-- Assigned task --
Your answer must be the full listing, word for word, with no images in it.

● ● ●

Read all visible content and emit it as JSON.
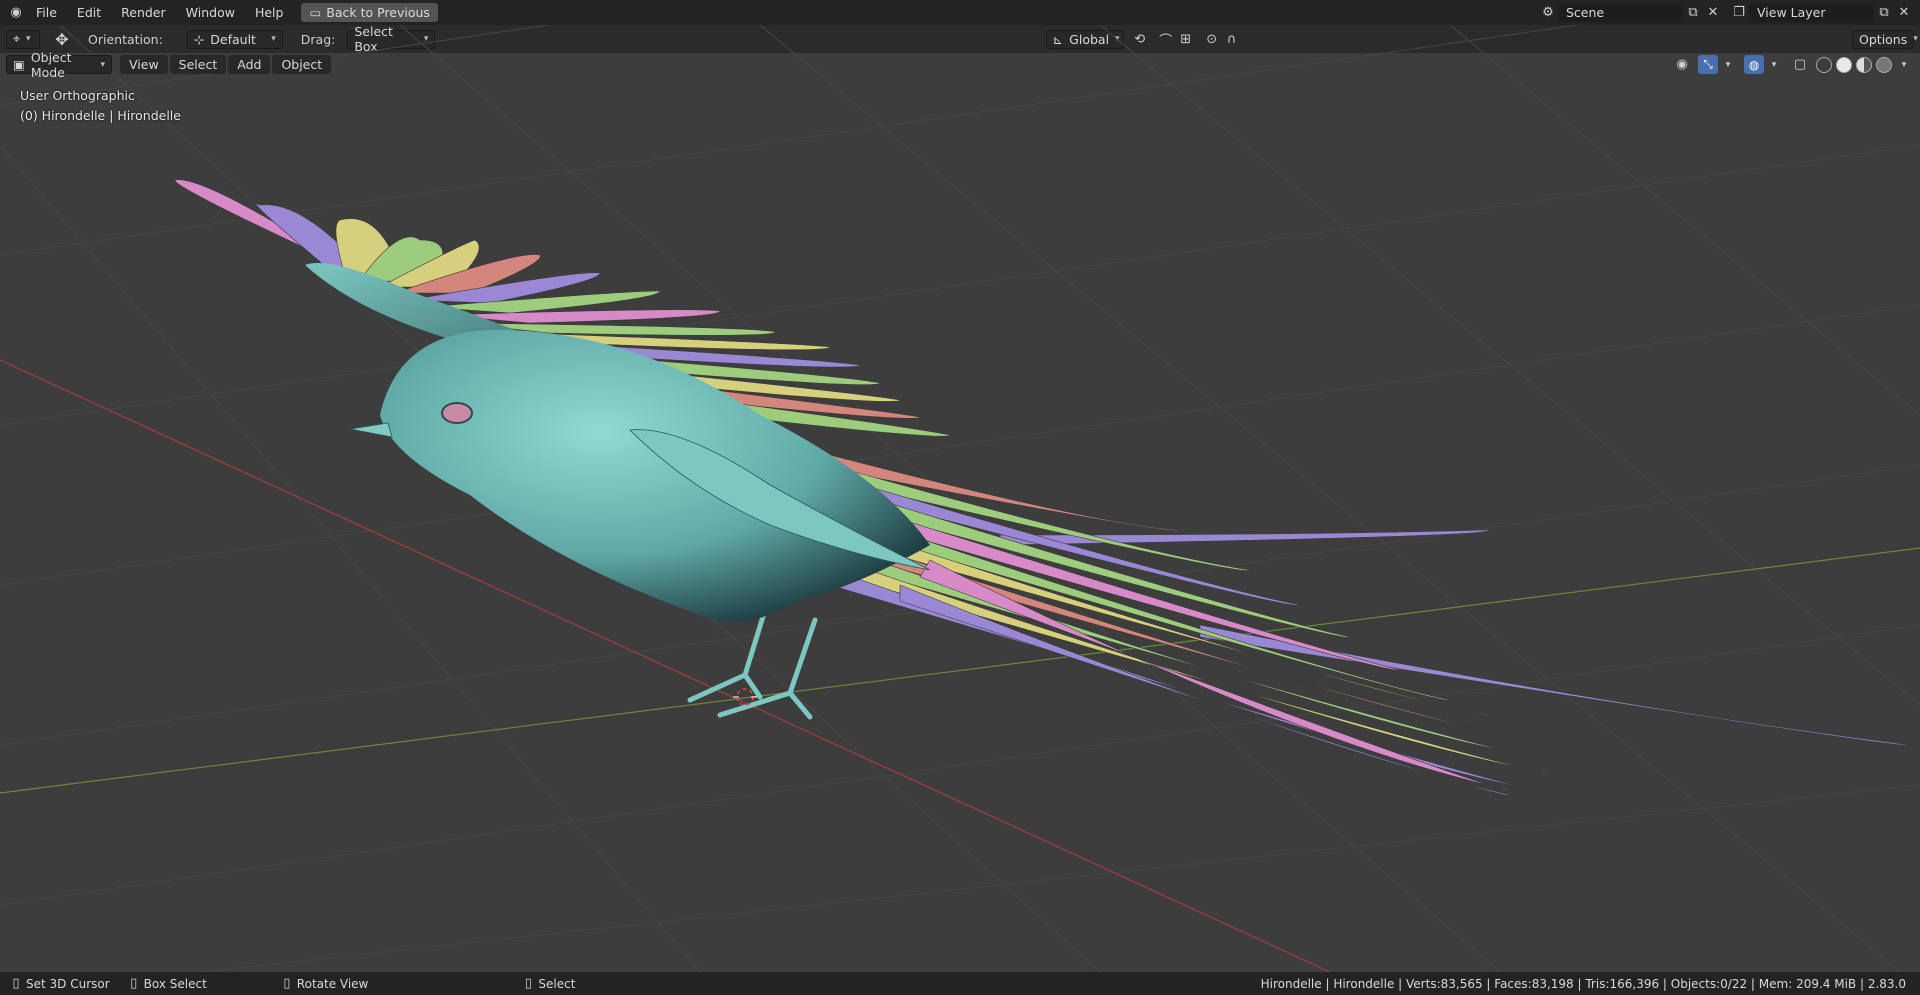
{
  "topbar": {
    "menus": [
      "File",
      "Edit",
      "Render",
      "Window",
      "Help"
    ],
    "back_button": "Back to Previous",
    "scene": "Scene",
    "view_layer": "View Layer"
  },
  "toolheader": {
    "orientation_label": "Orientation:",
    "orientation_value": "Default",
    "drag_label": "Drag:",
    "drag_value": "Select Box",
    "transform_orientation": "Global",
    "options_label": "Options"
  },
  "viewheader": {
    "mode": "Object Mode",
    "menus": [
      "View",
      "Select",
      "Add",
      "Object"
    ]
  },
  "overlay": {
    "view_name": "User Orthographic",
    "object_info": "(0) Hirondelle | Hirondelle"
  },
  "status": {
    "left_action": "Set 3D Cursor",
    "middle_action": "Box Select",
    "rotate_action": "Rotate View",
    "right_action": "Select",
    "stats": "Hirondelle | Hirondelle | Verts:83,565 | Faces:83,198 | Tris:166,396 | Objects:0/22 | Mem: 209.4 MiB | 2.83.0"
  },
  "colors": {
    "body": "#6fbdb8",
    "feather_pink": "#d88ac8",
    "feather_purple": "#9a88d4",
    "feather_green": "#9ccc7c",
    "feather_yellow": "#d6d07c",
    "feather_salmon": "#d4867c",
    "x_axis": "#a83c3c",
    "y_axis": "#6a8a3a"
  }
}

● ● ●

-- Exercise response --
Read all visible content and emit it as JSON.
{
  "topbar": {
    "menus": [
      "File",
      "Edit",
      "Render",
      "Window",
      "Help"
    ],
    "back_button": "Back to Previous",
    "scene": "Scene",
    "view_layer": "View Layer"
  },
  "toolheader": {
    "orientation_label": "Orientation:",
    "orientation_value": "Default",
    "drag_label": "Drag:",
    "drag_value": "Select Box",
    "transform_orientation": "Global",
    "options_label": "Options"
  },
  "viewheader": {
    "mode": "Object Mode",
    "menus": [
      "View",
      "Select",
      "Add",
      "Object"
    ]
  },
  "overlay": {
    "view_name": "User Orthographic",
    "object_info": "(0) Hirondelle | Hirondelle"
  },
  "status": {
    "left_action": "Set 3D Cursor",
    "middle_action": "Box Select",
    "rotate_action": "Rotate View",
    "right_action": "Select",
    "stats": "Hirondelle | Hirondelle | Verts:83,565 | Faces:83,198 | Tris:166,396 | Objects:0/22 | Mem: 209.4 MiB | 2.83.0"
  },
  "colors": {
    "body": "#6fbdb8",
    "feather_pink": "#d88ac8",
    "feather_purple": "#9a88d4",
    "feather_green": "#9ccc7c",
    "feather_yellow": "#d6d07c",
    "feather_salmon": "#d4867c",
    "x_axis": "#a83c3c",
    "y_axis": "#6a8a3a"
  }
}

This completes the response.